Brain training in the form of relational skills training can help kids with autism and asperger's learn. Psychologists have long suspected that Autistic and Asperger's children lack what is called "perspective taking". In simple terms, these children lack the ability to imagine what it is like to have someone else's feelings or “perspective” on things and so they appear to lack empathy and live in their "own little world".
Treatments for these conditions are based on best guesses as to how to help kids with this problem. Until recently psychologists have done a poor job at defining exactly what skills are involved in learning how to take someone else’s perspective.
However, in recent years, psychologists have made breakthroughs in identifying exactly how to teach better perspective taking and empathy.
The solution lies in the finding that a very specific "relational skill" is lacking in kids with Autism and Asperger's and it is one that can be easily taught. This skill is called a “deictic” relational skill set and in plain English it refers to the inability to imagine how things might be if looked at from a different place or time.
Here is a simple skill that even a intelligent Asperger's child will find difficult.
Q. If you and I swapped chairs now, and today became tomorrow, where would you be sitting tomorrow?
A. "Over there where you are sitting now".
While any normally developing child might find this question difficult, Autistic and Asperger's kids find them particularly difficult, even when they are bright in other ways. It's no surprise they find it difficult to feel empathy – because they cannot imagine what it is like to be somebody else.
The good news is that deictic relational skills are easily taught and research psychologists all over the world are busy teaching them to kids in programs and private clinics. Scientific papers published by researchers in Ireland, The USA and other countries, as well as books produced by researchers in Europe and the USA, have presented the evidence that the training of deictic relational skills may represent a major breakthrough in the treatment of Autism spectrum disorders. The effects are so exciting that researchers have even begun to apply this training to the treatment of schizophrenia.
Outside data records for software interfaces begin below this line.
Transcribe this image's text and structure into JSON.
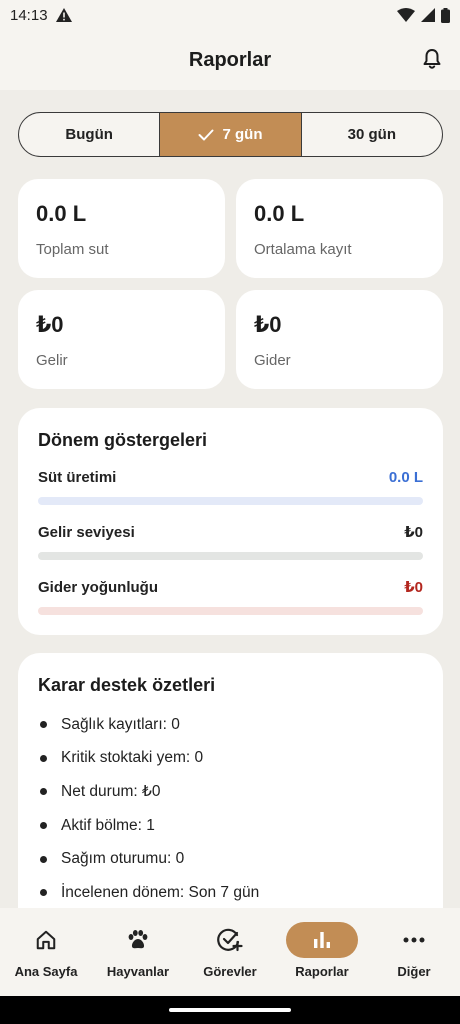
{
  "status_bar": {
    "time": "14:13"
  },
  "header": {
    "title": "Raporlar"
  },
  "period_selector": {
    "options": [
      {
        "label": "Bugün"
      },
      {
        "label": "7 gün"
      },
      {
        "label": "30 gün"
      }
    ],
    "selected": "7 gün"
  },
  "stats": [
    {
      "value": "0.0 L",
      "label": "Toplam sut"
    },
    {
      "value": "0.0 L",
      "label": "Ortalama kayıt"
    },
    {
      "value": "₺0",
      "label": "Gelir"
    },
    {
      "value": "₺0",
      "label": "Gider"
    }
  ],
  "indicators": {
    "title": "Dönem göstergeleri",
    "items": [
      {
        "label": "Süt üretimi",
        "value": "0.0 L",
        "level": 0,
        "value_color": "#3b6fd4",
        "track_color": "#e3e9f8"
      },
      {
        "label": "Gelir seviyesi",
        "value": "₺0",
        "level": 0,
        "value_color": "#222222",
        "track_color": "#e3e5e3"
      },
      {
        "label": "Gider yoğunluğu",
        "value": "₺0",
        "level": 0,
        "value_color": "#b3261e",
        "track_color": "#f6e1de"
      }
    ]
  },
  "decision_summary": {
    "title": "Karar destek özetleri",
    "items": [
      "Sağlık kayıtları: 0",
      "Kritik stoktaki yem: 0",
      "Net durum: ₺0",
      "Aktif bölme: 1",
      "Sağım oturumu: 0",
      "İncelenen dönem: Son 7 gün"
    ]
  },
  "bottom_nav": {
    "items": [
      {
        "label": "Ana Sayfa",
        "icon": "home-icon"
      },
      {
        "label": "Hayvanlar",
        "icon": "paw-icon"
      },
      {
        "label": "Görevler",
        "icon": "task-check-icon"
      },
      {
        "label": "Raporlar",
        "icon": "bar-chart-icon"
      },
      {
        "label": "Diğer",
        "icon": "more-icon"
      }
    ],
    "active": "Raporlar"
  },
  "colors": {
    "accent": "#c28d55",
    "background": "#efede8"
  }
}
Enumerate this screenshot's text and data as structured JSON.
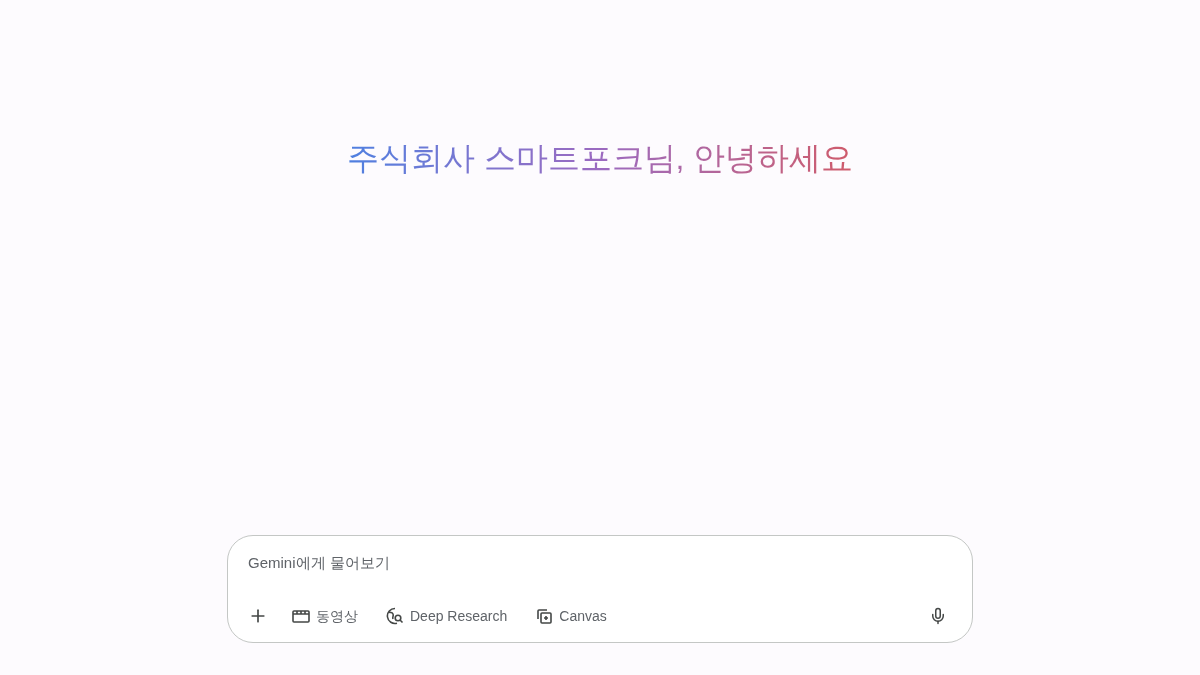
{
  "greeting": "주식회사 스마트포크님, 안녕하세요",
  "prompt": {
    "placeholder": "Gemini에게 물어보기"
  },
  "tools": [
    {
      "kind": "video",
      "label": "동영상"
    },
    {
      "kind": "research",
      "label": "Deep Research"
    },
    {
      "kind": "canvas",
      "label": "Canvas"
    }
  ]
}
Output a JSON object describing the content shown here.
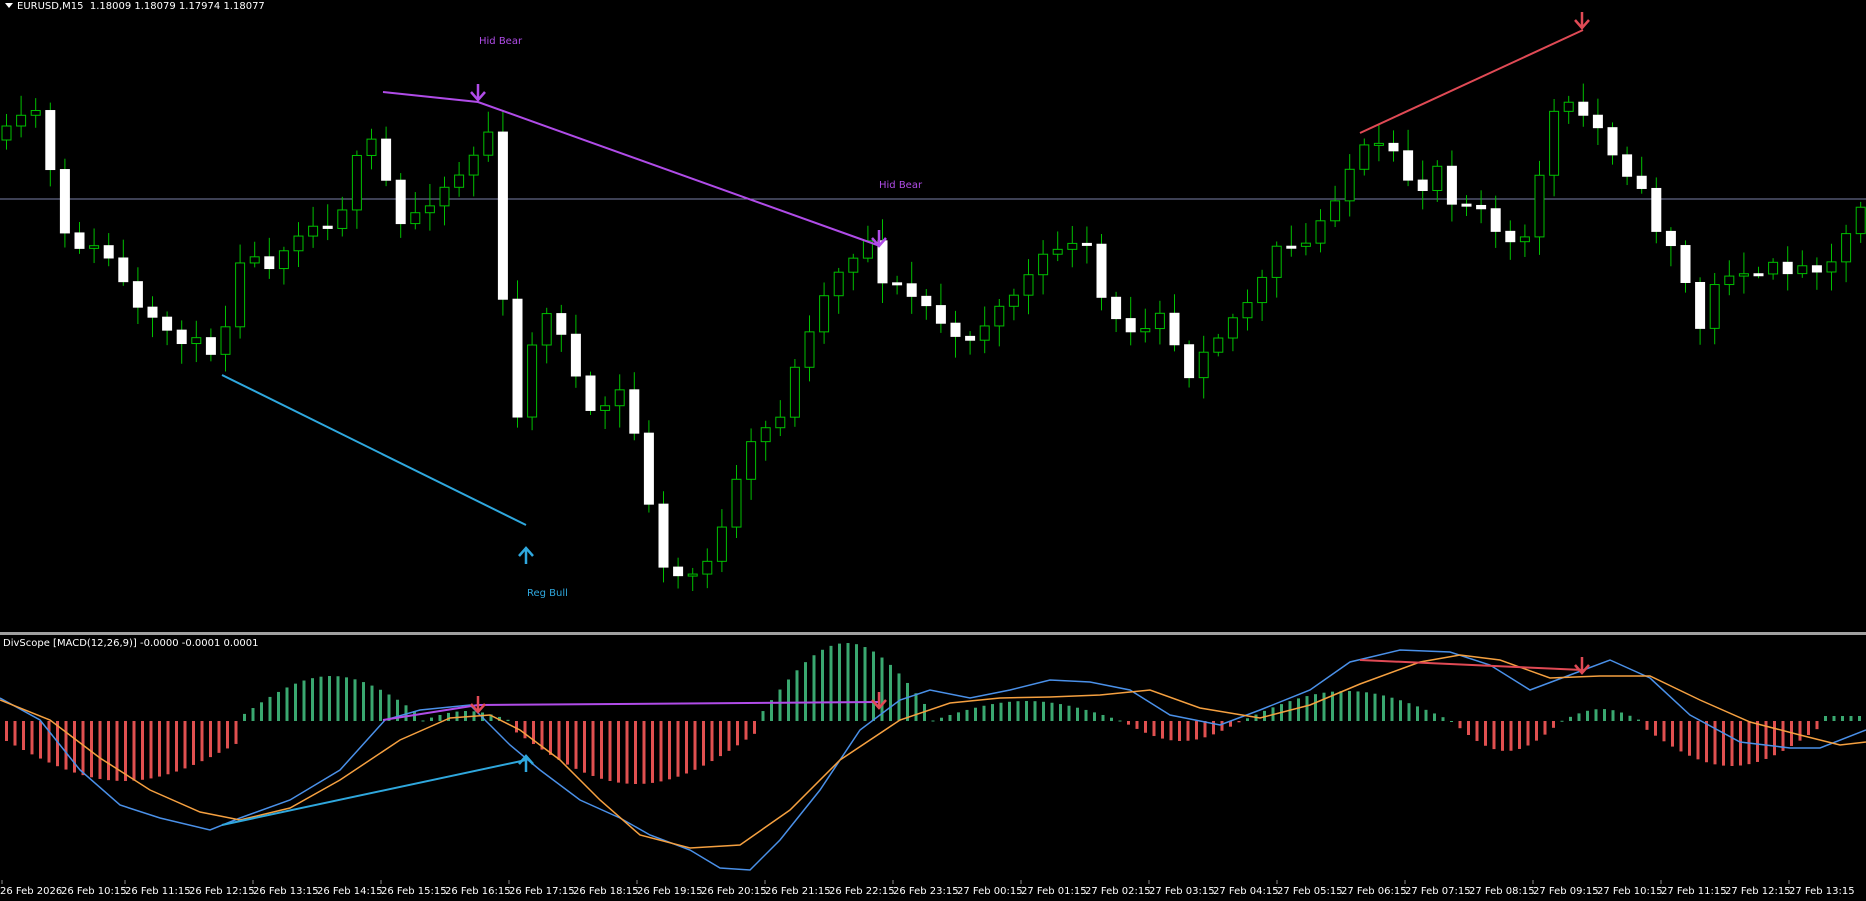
{
  "main_header": {
    "symbol": "EURUSD,M15",
    "ohlc": "1.18009 1.18079 1.17974 1.18077"
  },
  "sub_header": {
    "label": "DivScope [MACD(12,26,9)] -0.0000 -0.0001 0.0001"
  },
  "annotations": [
    {
      "id": "hidbear1",
      "text": "Hid Bear",
      "color": "#b04ce8"
    },
    {
      "id": "hidbear2",
      "text": "Hid Bear",
      "color": "#b04ce8"
    },
    {
      "id": "regbull",
      "text": "Reg Bull",
      "color": "#2fa8de"
    }
  ],
  "x_axis": [
    "26 Feb 2026",
    "26 Feb 10:15",
    "26 Feb 11:15",
    "26 Feb 12:15",
    "26 Feb 13:15",
    "26 Feb 14:15",
    "26 Feb 15:15",
    "26 Feb 16:15",
    "26 Feb 17:15",
    "26 Feb 18:15",
    "26 Feb 19:15",
    "26 Feb 20:15",
    "26 Feb 21:15",
    "26 Feb 22:15",
    "26 Feb 23:15",
    "27 Feb 00:15",
    "27 Feb 01:15",
    "27 Feb 02:15",
    "27 Feb 03:15",
    "27 Feb 04:15",
    "27 Feb 05:15",
    "27 Feb 06:15",
    "27 Feb 07:15",
    "27 Feb 08:15",
    "27 Feb 09:15",
    "27 Feb 10:15",
    "27 Feb 11:15",
    "27 Feb 12:15",
    "27 Feb 13:15"
  ],
  "colors": {
    "bull_wick": "#00c000",
    "bear_body": "#ffffff",
    "price_line": "#7a7fa8",
    "macd": "#4a90e8",
    "signal": "#f5a040",
    "hist_pos": "#3aa870",
    "hist_neg": "#e05050",
    "hid_bear": "#b04ce8",
    "reg_bear": "#e04a55",
    "reg_bull": "#2fa8de"
  }
}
These breakthroughs have been made courtesy of a radical new psychological approach to the treatment of kids with special needs, developmental delay or learning difficulties. The researchers are from the field of Applied Behavior Analysis (ABA) and the theory is known as Relational Frame Theory. A new text book on the topic has just been published by Drs. Simon Dymond and Bryan Roche. Doctor Bryan Roche is also the co-founder of RaiseYourIQ Brain Training.